  • Symmetrical (hearing loss is the same in both ears) or asymmetrical (hearing loss is different one each ear)
  • Progressive (hearing loss worsens over time) or sudden (hearing loss happens suddenly)
  •  Fluctuating (hearing loss gets better or worse over time) or stable (hearing loss stays the same over time)
  • Congenital (hearing loss present at birth) or acquired/delayed onset (hearing loss appears later in life)

Treatment of Conductive Hearing Loss

The good news is that conductive hearing loss can be treated using medicine or surgery. Your doctor will perform a comprehensive hearing test to determine the cause and severity of the hearing loss you are experiencing. The hearing test will show you and the doctor exactly what sounds you are missing and identify the cause of the hearing loss. Here are the most common treatment options for conductive hearing loss:

  • Surgery: Surgery may fix conductive hearing loss caused by the congenital absence of the ear canal or failure of the ear canal to be open at birth, congenital absence, malformation, or dysfunction of the middle ear structures (from head trauma, for example), and otosclerosis. Tumors usually require surgery.
  • Amplification: This may be a solution when used with a bone-conduction hearing aid, or a surgically implanted, osseointegrated device, or even a conventional hearing aid. The specific treatment option will depend on the status of the hearing nerve.
  • Antibiotic or antifungal medications: These are used to treat chronic ear infections or chronic middle fluid. 

Treating Conductive Hearing Loss with Hearing Aids

Some conductive hearing loss cases can best be treated with a quality pair of hearing aids to help you better hear the world around you. Hearing aids today are sophisticated digital devices that analyze the sounds around you, amplify sounds you may struggle to hear, and help you focus on important speech sounds. They also reduce distracting background noise.  

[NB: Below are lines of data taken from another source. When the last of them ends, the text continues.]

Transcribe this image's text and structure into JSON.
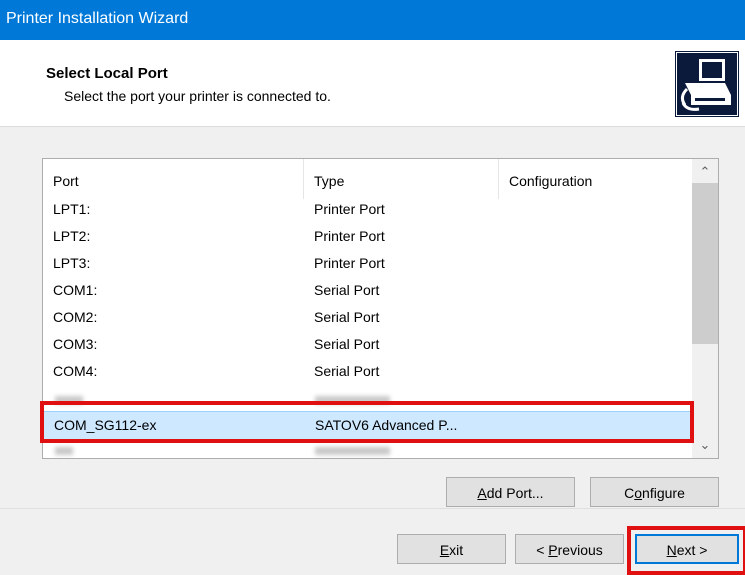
{
  "window": {
    "title": "Printer Installation Wizard"
  },
  "header": {
    "title": "Select Local Port",
    "subtitle": "Select the port your printer is connected to."
  },
  "port_list": {
    "columns": [
      "Port",
      "Type",
      "Configuration"
    ],
    "rows": [
      {
        "port": "LPT1:",
        "type": "Printer Port"
      },
      {
        "port": "LPT2:",
        "type": "Printer Port"
      },
      {
        "port": "LPT3:",
        "type": "Printer Port"
      },
      {
        "port": "COM1:",
        "type": "Serial Port"
      },
      {
        "port": "COM2:",
        "type": "Serial Port"
      },
      {
        "port": "COM3:",
        "type": "Serial Port"
      },
      {
        "port": "COM4:",
        "type": "Serial Port"
      },
      {
        "port": "COM_SG112-ex",
        "type": "SATOV6 Advanced P...",
        "selected": true
      }
    ]
  },
  "buttons": {
    "add_port": {
      "pre": "",
      "mnemonic": "A",
      "post": "dd Port..."
    },
    "configure": {
      "pre": "C",
      "mnemonic": "o",
      "post": "nfigure"
    },
    "exit": {
      "pre": "",
      "mnemonic": "E",
      "post": "xit"
    },
    "previous": {
      "pre": "< ",
      "mnemonic": "P",
      "post": "revious"
    },
    "next": {
      "pre": "",
      "mnemonic": "N",
      "post": "ext >"
    }
  },
  "colors": {
    "titlebar": "#0078d7",
    "highlight": "#e01010",
    "selection": "#cde8ff"
  }
}
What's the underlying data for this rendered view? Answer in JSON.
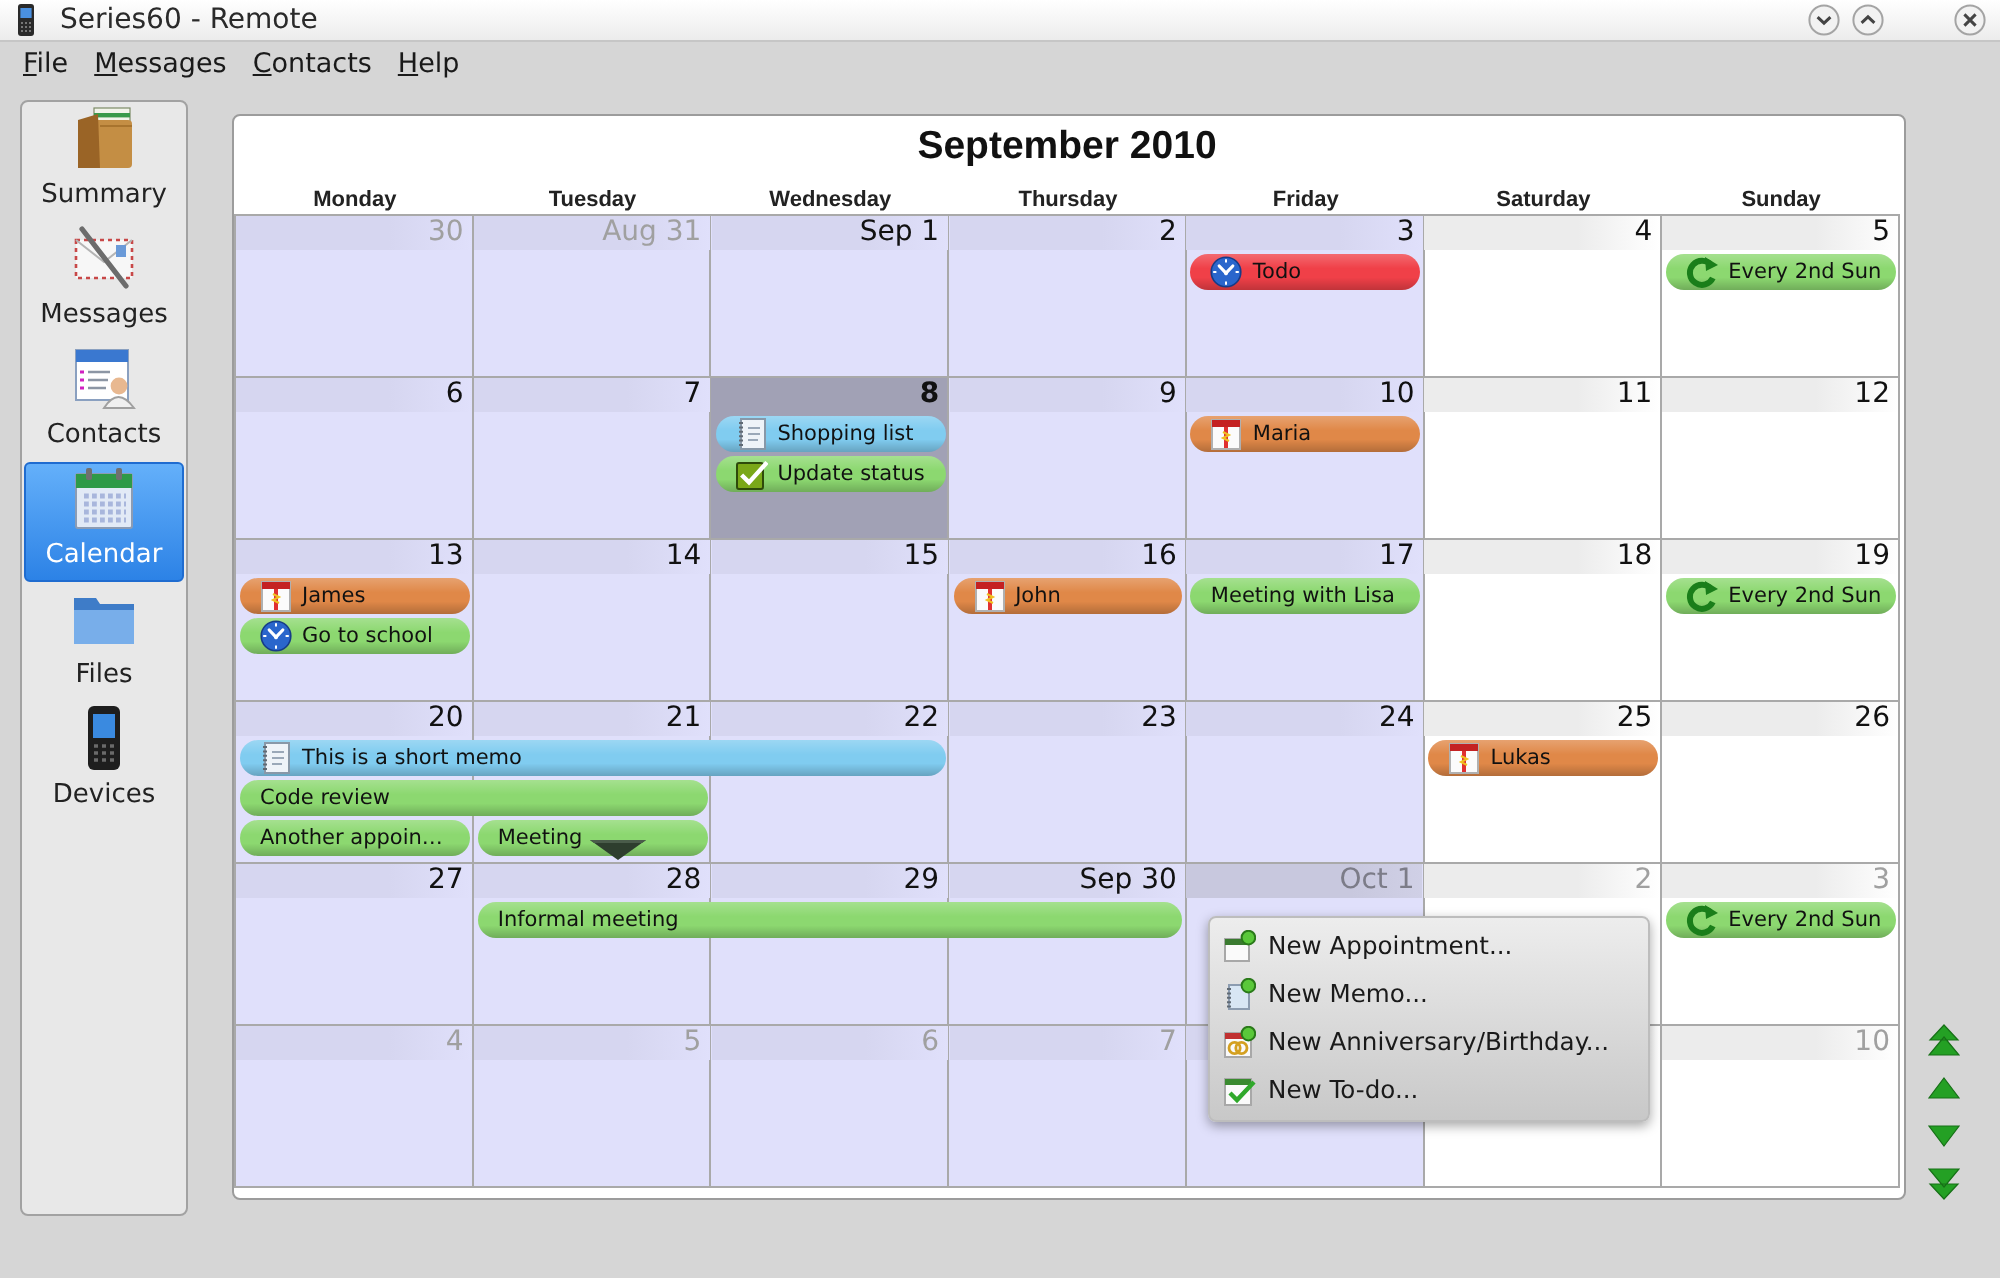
{
  "window": {
    "title": "Series60 - Remote"
  },
  "menu_bar": [
    "File",
    "Messages",
    "Contacts",
    "Help"
  ],
  "sidebar": {
    "items": [
      {
        "label": "Summary",
        "kind": "wallet",
        "selected": false
      },
      {
        "label": "Messages",
        "kind": "envelope",
        "selected": false
      },
      {
        "label": "Contacts",
        "kind": "contact_card",
        "selected": false
      },
      {
        "label": "Calendar",
        "kind": "calendar",
        "selected": true
      },
      {
        "label": "Files",
        "kind": "folder",
        "selected": false
      },
      {
        "label": "Devices",
        "kind": "phone",
        "selected": false
      }
    ]
  },
  "calendar": {
    "title": "September 2010",
    "weekdays": [
      {
        "label": "Monday",
        "weekend": false
      },
      {
        "label": "Tuesday",
        "weekend": false
      },
      {
        "label": "Wednesday",
        "weekend": false
      },
      {
        "label": "Thursday",
        "weekend": false
      },
      {
        "label": "Friday",
        "weekend": false
      },
      {
        "label": "Saturday",
        "weekend": true
      },
      {
        "label": "Sunday",
        "weekend": true
      }
    ],
    "weeks": [
      {
        "days": [
          {
            "label": "30",
            "in_month": false,
            "selected": false,
            "highlighted": false,
            "more": false
          },
          {
            "label": "Aug 31",
            "in_month": false,
            "selected": false,
            "highlighted": false,
            "more": false
          },
          {
            "label": "Sep 1",
            "in_month": true,
            "selected": false,
            "highlighted": false,
            "more": false
          },
          {
            "label": "2",
            "in_month": true,
            "selected": false,
            "highlighted": false,
            "more": false
          },
          {
            "label": "3",
            "in_month": true,
            "selected": false,
            "highlighted": false,
            "more": false,
            "events": [
              {
                "title": "Todo",
                "kind": "todo",
                "color": "#f04048"
              }
            ]
          },
          {
            "label": "4",
            "in_month": true,
            "selected": false,
            "highlighted": false,
            "more": false
          },
          {
            "label": "5",
            "in_month": true,
            "selected": false,
            "highlighted": false,
            "more": false,
            "events": [
              {
                "title": "Every 2nd Sun",
                "kind": "recurring",
                "color": "#8cd870"
              }
            ]
          }
        ]
      },
      {
        "days": [
          {
            "label": "6",
            "in_month": true,
            "selected": false,
            "highlighted": false,
            "more": false
          },
          {
            "label": "7",
            "in_month": true,
            "selected": false,
            "highlighted": false,
            "more": false
          },
          {
            "label": "8",
            "in_month": true,
            "selected": true,
            "highlighted": false,
            "more": false,
            "events": [
              {
                "title": "Shopping list",
                "kind": "memo",
                "color": "#80ccf0"
              },
              {
                "title": "Update status",
                "kind": "todo_done",
                "color": "#8cd870"
              }
            ]
          },
          {
            "label": "9",
            "in_month": true,
            "selected": false,
            "highlighted": false,
            "more": false
          },
          {
            "label": "10",
            "in_month": true,
            "selected": false,
            "highlighted": false,
            "more": false,
            "events": [
              {
                "title": "Maria",
                "kind": "birthday",
                "color": "#e08848"
              }
            ]
          },
          {
            "label": "11",
            "in_month": true,
            "selected": false,
            "highlighted": false,
            "more": false
          },
          {
            "label": "12",
            "in_month": true,
            "selected": false,
            "highlighted": false,
            "more": false
          }
        ]
      },
      {
        "days": [
          {
            "label": "13",
            "in_month": true,
            "selected": false,
            "highlighted": false,
            "more": false,
            "events": [
              {
                "title": "James",
                "kind": "birthday",
                "color": "#e08848"
              },
              {
                "title": "Go to school",
                "kind": "todo",
                "color": "#8cd870"
              }
            ]
          },
          {
            "label": "14",
            "in_month": true,
            "selected": false,
            "highlighted": false,
            "more": false
          },
          {
            "label": "15",
            "in_month": true,
            "selected": false,
            "highlighted": false,
            "more": false
          },
          {
            "label": "16",
            "in_month": true,
            "selected": false,
            "highlighted": false,
            "more": false,
            "events": [
              {
                "title": "John",
                "kind": "birthday",
                "color": "#e08848"
              }
            ]
          },
          {
            "label": "17",
            "in_month": true,
            "selected": false,
            "highlighted": false,
            "more": false,
            "events": [
              {
                "title": "Meeting with Lisa",
                "kind": "appointment",
                "color": "#8cd870"
              }
            ]
          },
          {
            "label": "18",
            "in_month": true,
            "selected": false,
            "highlighted": false,
            "more": false
          },
          {
            "label": "19",
            "in_month": true,
            "selected": false,
            "highlighted": false,
            "more": false,
            "events": [
              {
                "title": "Every 2nd Sun",
                "kind": "recurring",
                "color": "#8cd870"
              }
            ]
          }
        ]
      },
      {
        "days": [
          {
            "label": "20",
            "in_month": true,
            "selected": false,
            "highlighted": false,
            "more": false,
            "events": [
              {
                "title": "This is a short memo",
                "kind": "memo",
                "color": "#80ccf0"
              },
              {
                "title": "Code review",
                "kind": "appointment",
                "color": "#8cd870"
              },
              {
                "title": "Another appoin…",
                "kind": "appointment",
                "color": "#8cd870"
              }
            ]
          },
          {
            "label": "21",
            "in_month": true,
            "selected": false,
            "highlighted": false,
            "more": true,
            "events": [
              {
                "kind": "continuation"
              },
              {
                "kind": "continuation"
              },
              {
                "title": "Meeting",
                "kind": "appointment",
                "color": "#8cd870"
              }
            ]
          },
          {
            "label": "22",
            "in_month": true,
            "selected": false,
            "highlighted": false,
            "more": false,
            "events": [
              {
                "kind": "continuation"
              }
            ]
          },
          {
            "label": "23",
            "in_month": true,
            "selected": false,
            "highlighted": false,
            "more": false
          },
          {
            "label": "24",
            "in_month": true,
            "selected": false,
            "highlighted": false,
            "more": false
          },
          {
            "label": "25",
            "in_month": true,
            "selected": false,
            "highlighted": false,
            "more": false,
            "events": [
              {
                "title": "Lukas",
                "kind": "birthday",
                "color": "#e08848"
              }
            ]
          },
          {
            "label": "26",
            "in_month": true,
            "selected": false,
            "highlighted": false,
            "more": false
          }
        ]
      },
      {
        "days": [
          {
            "label": "27",
            "in_month": true,
            "selected": false,
            "highlighted": false,
            "more": false
          },
          {
            "label": "28",
            "in_month": true,
            "selected": false,
            "highlighted": false,
            "more": false,
            "events": [
              {
                "title": "Informal meeting",
                "kind": "appointment",
                "color": "#8cd870"
              }
            ]
          },
          {
            "label": "29",
            "in_month": true,
            "selected": false,
            "highlighted": false,
            "more": false,
            "events": [
              {
                "kind": "continuation"
              }
            ]
          },
          {
            "label": "Sep 30",
            "in_month": true,
            "selected": false,
            "highlighted": false,
            "more": false,
            "events": [
              {
                "kind": "continuation"
              }
            ]
          },
          {
            "label": "Oct 1",
            "in_month": false,
            "selected": false,
            "highlighted": true,
            "more": false
          },
          {
            "label": "2",
            "in_month": false,
            "selected": false,
            "highlighted": false,
            "more": false
          },
          {
            "label": "3",
            "in_month": false,
            "selected": false,
            "highlighted": false,
            "more": false,
            "events": [
              {
                "title": "Every 2nd Sun",
                "kind": "recurring",
                "color": "#8cd870"
              }
            ]
          }
        ]
      },
      {
        "days": [
          {
            "label": "4",
            "in_month": false,
            "selected": false,
            "highlighted": false,
            "more": false
          },
          {
            "label": "5",
            "in_month": false,
            "selected": false,
            "highlighted": false,
            "more": false
          },
          {
            "label": "6",
            "in_month": false,
            "selected": false,
            "highlighted": false,
            "more": false
          },
          {
            "label": "7",
            "in_month": false,
            "selected": false,
            "highlighted": false,
            "more": false
          },
          {
            "selected": false,
            "more": false
          },
          {
            "selected": false,
            "more": false
          },
          {
            "label": "10",
            "in_month": false,
            "selected": false,
            "highlighted": false,
            "more": false
          }
        ]
      }
    ]
  },
  "context_menu": {
    "items": [
      {
        "label": "New Appointment...",
        "kind": "appointment"
      },
      {
        "label": "New Memo...",
        "kind": "memo"
      },
      {
        "label": "New Anniversary/Birthday...",
        "kind": "anniversary"
      },
      {
        "label": "New To-do...",
        "kind": "todo"
      }
    ]
  }
}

For all of your hearing needs in Memphis, contact Shea Hearing Solutions of Memphis. The clinic’s missions are to provide excellence in hearing healthcare, using only the most advanced diagnostic testing equipment.